Gastroesophageal Reflux Disease, or GERD, occurs when acids from the stomach escape into the esophagus and cause a burning sensation. According to the article "Eating Well: Nutritional Needs in Scleroderma," written by registered dietitian Lisa Gloede, you should avoid alcohol, caffeine, spicy foods and fatty foods if you experience problems with GERD. Some individuals find that decreasing the consumption of acidic foods, like tomatoes, can improve acid reflux. Avoid eating any foods two to three hours prior to bedtime as lying down can exacerbate the reflux of acid into the esophagus.
Dysmotility and Dysphagia
You may experience difficulty swallowing with scleroderma, termed dysphagia. The thickened and scarred tissue that scleroderma causes can lead to a narrowed esophagus, which results in dysmotility, or the slowed movement of food. You may need to avoid very dry foods if these problems occur. You can dip foods like crackers and breads into liquids so they are easier to swallow. Depending on the severity of these problems, you may also need to avoid large pieces of meats or vegetables. You can liquefy them in a blender or puree these foods to make them easier to swallow and travel down the esophagus.
Skin Hardening and Raynaud’s Phenomenon
Skin hardening is a hallmark symptom of scleroderma. Raynaud’s Phenomenon -- in which restricted blood flow to the hands and feet causes cold, numbness or pain -- is also very common, occurring in 90 percent of those with scleroderma, according to the National Institute of Arthritis and Musculoskeletal Skin Diseases. Both of these conditions can make it difficult to prepare foods.

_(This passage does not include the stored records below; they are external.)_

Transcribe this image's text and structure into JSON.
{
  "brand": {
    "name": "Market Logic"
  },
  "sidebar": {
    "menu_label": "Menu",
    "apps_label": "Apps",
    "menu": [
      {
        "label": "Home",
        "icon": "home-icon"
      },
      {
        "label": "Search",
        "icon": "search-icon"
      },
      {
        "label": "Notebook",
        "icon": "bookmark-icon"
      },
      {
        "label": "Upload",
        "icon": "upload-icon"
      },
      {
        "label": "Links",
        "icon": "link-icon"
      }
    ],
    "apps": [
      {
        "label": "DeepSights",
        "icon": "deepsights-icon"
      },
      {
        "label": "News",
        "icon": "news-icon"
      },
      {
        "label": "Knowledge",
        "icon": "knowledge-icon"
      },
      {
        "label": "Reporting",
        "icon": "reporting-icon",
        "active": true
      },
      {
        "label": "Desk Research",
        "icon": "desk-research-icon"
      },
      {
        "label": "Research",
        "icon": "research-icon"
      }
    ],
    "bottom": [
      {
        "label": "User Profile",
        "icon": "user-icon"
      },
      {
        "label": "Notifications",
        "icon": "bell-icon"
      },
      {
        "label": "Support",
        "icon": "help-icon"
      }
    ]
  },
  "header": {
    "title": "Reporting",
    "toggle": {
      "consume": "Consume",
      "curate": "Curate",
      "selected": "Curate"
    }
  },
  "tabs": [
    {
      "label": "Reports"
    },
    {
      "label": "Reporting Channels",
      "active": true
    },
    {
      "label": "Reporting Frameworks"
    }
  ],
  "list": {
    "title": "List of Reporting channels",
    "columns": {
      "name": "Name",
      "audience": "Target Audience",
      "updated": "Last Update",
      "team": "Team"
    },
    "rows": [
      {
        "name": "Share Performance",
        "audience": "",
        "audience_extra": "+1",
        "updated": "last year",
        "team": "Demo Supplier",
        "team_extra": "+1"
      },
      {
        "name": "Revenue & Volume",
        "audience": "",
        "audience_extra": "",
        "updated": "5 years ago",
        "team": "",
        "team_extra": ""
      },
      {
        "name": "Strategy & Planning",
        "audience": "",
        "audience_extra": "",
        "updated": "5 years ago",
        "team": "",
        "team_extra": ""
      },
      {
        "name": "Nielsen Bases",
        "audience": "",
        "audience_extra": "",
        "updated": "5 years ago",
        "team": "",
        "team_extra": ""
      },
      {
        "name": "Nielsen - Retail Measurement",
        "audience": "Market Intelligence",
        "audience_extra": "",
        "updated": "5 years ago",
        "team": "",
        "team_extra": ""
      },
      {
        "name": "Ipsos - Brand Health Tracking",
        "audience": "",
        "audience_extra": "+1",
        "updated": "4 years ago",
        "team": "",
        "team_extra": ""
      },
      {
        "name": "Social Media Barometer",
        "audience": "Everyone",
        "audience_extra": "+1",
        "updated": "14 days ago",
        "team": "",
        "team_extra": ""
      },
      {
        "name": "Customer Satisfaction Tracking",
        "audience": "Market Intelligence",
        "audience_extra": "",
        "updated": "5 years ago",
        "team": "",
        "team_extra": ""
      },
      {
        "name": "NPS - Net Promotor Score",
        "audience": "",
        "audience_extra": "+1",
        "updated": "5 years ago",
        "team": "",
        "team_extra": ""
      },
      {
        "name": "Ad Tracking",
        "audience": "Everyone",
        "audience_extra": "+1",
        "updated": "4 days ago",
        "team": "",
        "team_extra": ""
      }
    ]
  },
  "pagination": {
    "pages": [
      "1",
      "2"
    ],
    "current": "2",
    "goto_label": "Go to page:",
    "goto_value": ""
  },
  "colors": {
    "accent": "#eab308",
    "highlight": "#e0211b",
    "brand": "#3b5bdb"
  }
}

You may have trouble cutting fresh fruits and vegetables, which could lead to an avoidance of these foods. Rather than removing these nutritional powerhouses from your diet, however, try to buy pre-cut fresh or frozen fruits and vegetables or ask a family member to help you prepare these foods.
Other Nutrition Concerns
If you have scleroderma, you should maintain a proper intake of calories and consume a variety of nutrient-rich foods. Because the disease presents with a range of symptoms, you may or may not need to alter your current diet. If you have questions about your particular symptoms and their effects on your nutritional status, you should consult a doctor or a registered dietitian.